The Islamic Development Bank (IDB) has approved three deals for Iranian importers worth US$110mn.

The news was broken by Iran’s deputy minister of economic affairs and finance, Behrouz Alishiri, who says that the Islamic Trade Finance Corporation (ITFC) as an affiliate of the IDB, has given the green light to the loans.

The corporates involved have not been made public; however, according to Alishiri the ITFC has approved a single US$50mn loan for an Iranian company to finance the importation of raw material.

Two more applications for loan facilities, again by Iranian companies, worth a total of US$60mn have also been approved by the ITFC, says Alishiri.

Iran is the IDB’s second largest shareholder.

The news of the funding will come as some relief to Iranian businesses, as trade sanctions continue to mount in the European Union and the US.

In July 2010, the EU followed the lead of the US and forbid involvement in Iran’s energy sector as well as severely restricting trade financing and banking relationships.

Energy firms Royal Dutch Shell, Statoil, Eni and Total all cut ties with Iran as part of the sanctions.

A December 2010 report written for the US congress and seen by GTR titled Iran Sanctions notes that “because so many major economic powers have imposed sanctions on Iran, the sanctions are, by all accounts, having a growing effect on Iran’s economy.
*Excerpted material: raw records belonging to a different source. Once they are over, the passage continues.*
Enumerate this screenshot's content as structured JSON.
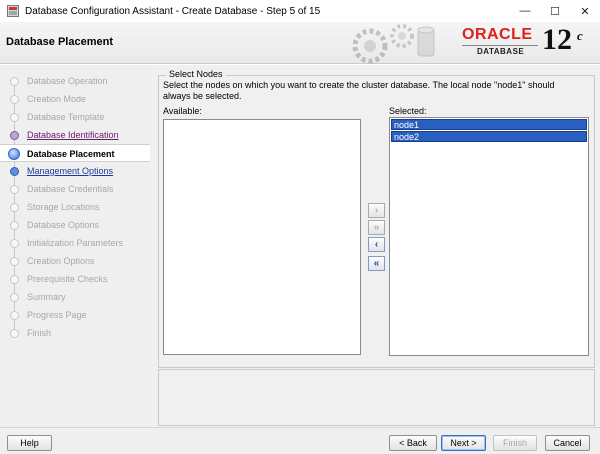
{
  "window": {
    "title": "Database Configuration Assistant - Create Database - Step 5 of 15",
    "minimize": "—",
    "maximize": "☐",
    "close": "✕"
  },
  "header": {
    "title": "Database Placement",
    "logo_brand": "ORACLE",
    "logo_product": "DATABASE",
    "logo_version": "12",
    "logo_version_suffix": "c"
  },
  "steps": [
    {
      "label": "Database Operation",
      "state": "disabled"
    },
    {
      "label": "Creation Mode",
      "state": "disabled"
    },
    {
      "label": "Database Template",
      "state": "disabled"
    },
    {
      "label": "Database Identification",
      "state": "visited"
    },
    {
      "label": "Database Placement",
      "state": "current"
    },
    {
      "label": "Management Options",
      "state": "next"
    },
    {
      "label": "Database Credentials",
      "state": "disabled"
    },
    {
      "label": "Storage Locations",
      "state": "disabled"
    },
    {
      "label": "Database Options",
      "state": "disabled"
    },
    {
      "label": "Initialization Parameters",
      "state": "disabled"
    },
    {
      "label": "Creation Options",
      "state": "disabled"
    },
    {
      "label": "Prerequisite Checks",
      "state": "disabled"
    },
    {
      "label": "Summary",
      "state": "disabled"
    },
    {
      "label": "Progress Page",
      "state": "disabled"
    },
    {
      "label": "Finish",
      "state": "disabled"
    }
  ],
  "select_nodes": {
    "legend": "Select Nodes",
    "instruction": "Select the nodes on which you want to create the cluster database. The local node \"node1\" should always be selected.",
    "available_label": "Available:",
    "selected_label": "Selected:",
    "available_items": [],
    "selected_items": [
      "node1",
      "node2"
    ],
    "move_buttons": {
      "move_right": "›",
      "move_all_right": "»",
      "move_left": "‹",
      "move_all_left": "«"
    }
  },
  "footer": {
    "help": "Help",
    "back": "< Back",
    "next": "Next >",
    "finish": "Finish",
    "cancel": "Cancel"
  },
  "colors": {
    "oracle_red": "#e0201b",
    "selection_blue": "#2a5fc2",
    "visited_link": "#6a1b6a",
    "next_link": "#1a3a9a"
  }
}
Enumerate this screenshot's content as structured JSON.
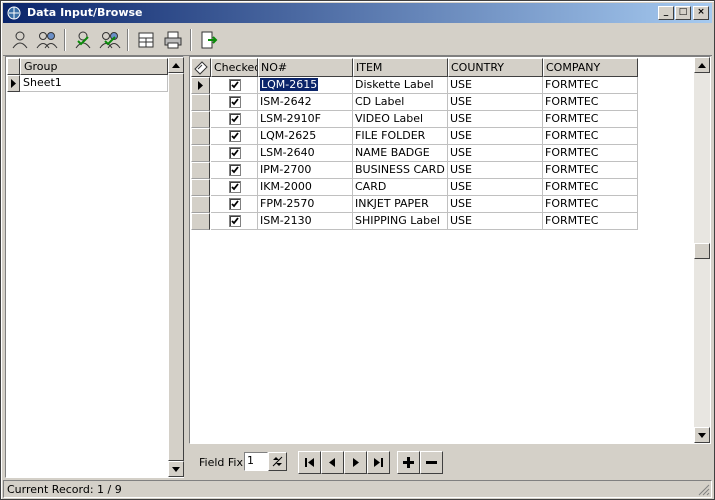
{
  "window": {
    "title": "Data Input/Browse"
  },
  "left_grid": {
    "header": "Group",
    "rows": [
      "Sheet1"
    ]
  },
  "grid": {
    "columns": [
      "Checked",
      "NO#",
      "ITEM",
      "COUNTRY",
      "COMPANY"
    ],
    "rows": [
      {
        "no": "LQM-2615",
        "item": "Diskette Label",
        "country": "USE",
        "company": "FORMTEC",
        "checked": true
      },
      {
        "no": "ISM-2642",
        "item": "CD Label",
        "country": "USE",
        "company": "FORMTEC",
        "checked": true
      },
      {
        "no": "LSM-2910F",
        "item": "VIDEO Label",
        "country": "USE",
        "company": "FORMTEC",
        "checked": true
      },
      {
        "no": "LQM-2625",
        "item": "FILE FOLDER",
        "country": "USE",
        "company": "FORMTEC",
        "checked": true
      },
      {
        "no": "LSM-2640",
        "item": "NAME BADGE",
        "country": "USE",
        "company": "FORMTEC",
        "checked": true
      },
      {
        "no": "IPM-2700",
        "item": "BUSINESS CARD",
        "country": "USE",
        "company": "FORMTEC",
        "checked": true
      },
      {
        "no": "IKM-2000",
        "item": "CARD",
        "country": "USE",
        "company": "FORMTEC",
        "checked": true
      },
      {
        "no": "FPM-2570",
        "item": "INKJET PAPER",
        "country": "USE",
        "company": "FORMTEC",
        "checked": true
      },
      {
        "no": "ISM-2130",
        "item": "SHIPPING Label",
        "country": "USE",
        "company": "FORMTEC",
        "checked": true
      }
    ]
  },
  "nav": {
    "field_fix_label": "Field Fix:",
    "field_fix_value": "1"
  },
  "status": {
    "text": "Current Record: 1 / 9"
  },
  "colors": {
    "title_start": "#0a246a",
    "title_end": "#a6caf0",
    "face": "#d4d0c8",
    "selection": "#0a246a"
  }
}
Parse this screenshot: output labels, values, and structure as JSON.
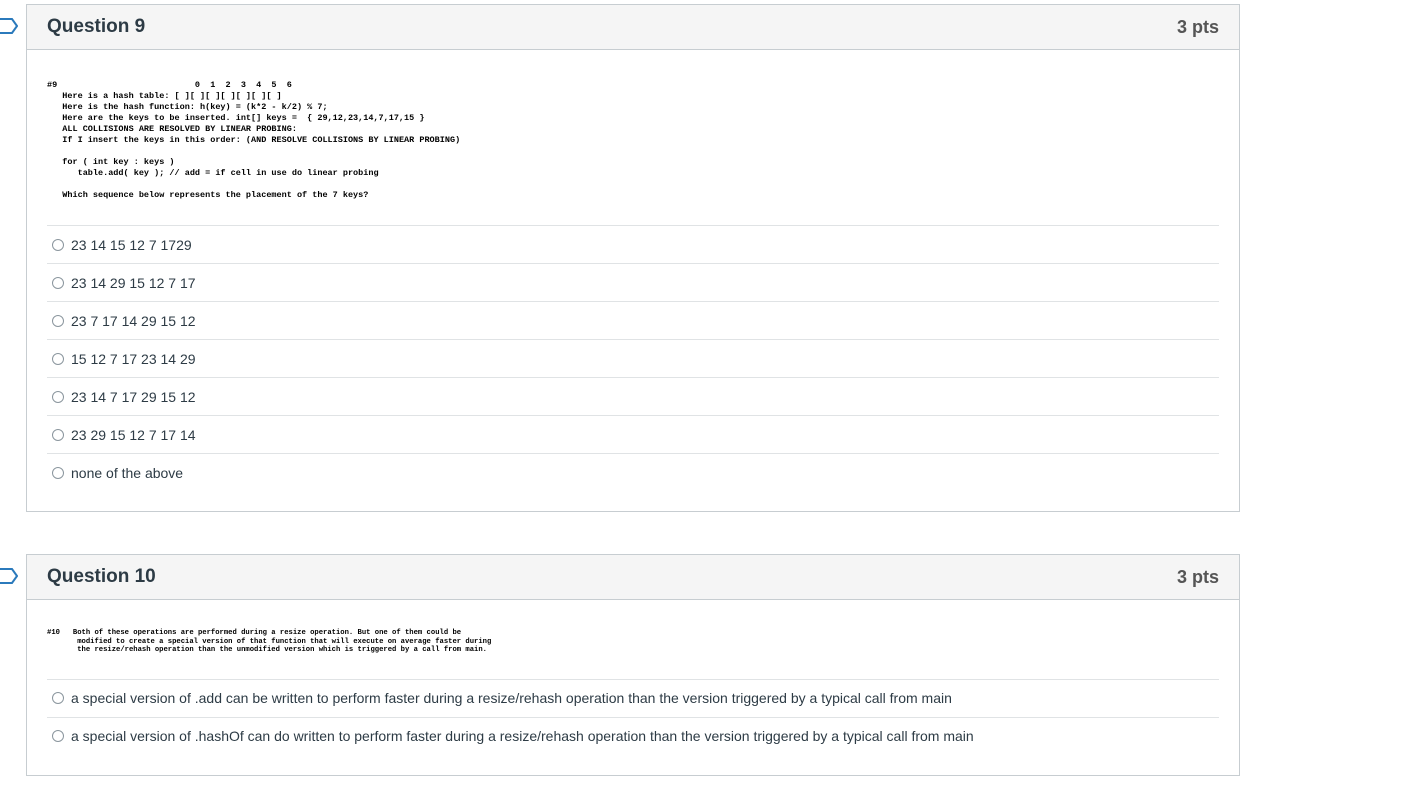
{
  "questions": [
    {
      "title": "Question 9",
      "points": "3 pts",
      "code": "#9                           0  1  2  3  4  5  6\n   Here is a hash table: [ ][ ][ ][ ][ ][ ][ ]\n   Here is the hash function: h(key) = (k*2 - k/2) % 7;\n   Here are the keys to be inserted. int[] keys =  { 29,12,23,14,7,17,15 }\n   ALL COLLISIONS ARE RESOLVED BY LINEAR PROBING:\n   If I insert the keys in this order: (AND RESOLVE COLLISIONS BY LINEAR PROBING)\n\n   for ( int key : keys )\n      table.add( key ); // add = if cell in use do linear probing\n\n   Which sequence below represents the placement of the 7 keys?",
      "answers": [
        "23 14 15 12 7 1729",
        "23 14 29 15 12 7 17",
        "23 7 17 14 29 15 12",
        "15 12 7 17 23 14 29",
        "23 14 7 17 29 15 12",
        "23 29 15 12 7 17 14",
        "none of the above"
      ]
    },
    {
      "title": "Question 10",
      "points": "3 pts",
      "code": "#10   Both of these operations are performed during a resize operation. But one of them could be\n       modified to create a special version of that function that will execute on average faster during\n       the resize/rehash operation than the unmodified version which is triggered by a call from main.",
      "answers": [
        "a special version of .add can be written to perform faster during a resize/rehash operation than the version triggered by a typical call from main",
        "a special version of .hashOf can do written to perform faster during a resize/rehash operation than the version triggered by a typical call from main"
      ]
    }
  ]
}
The sanctions are reinforcing the effects of Iran’s economic bottlenecks.”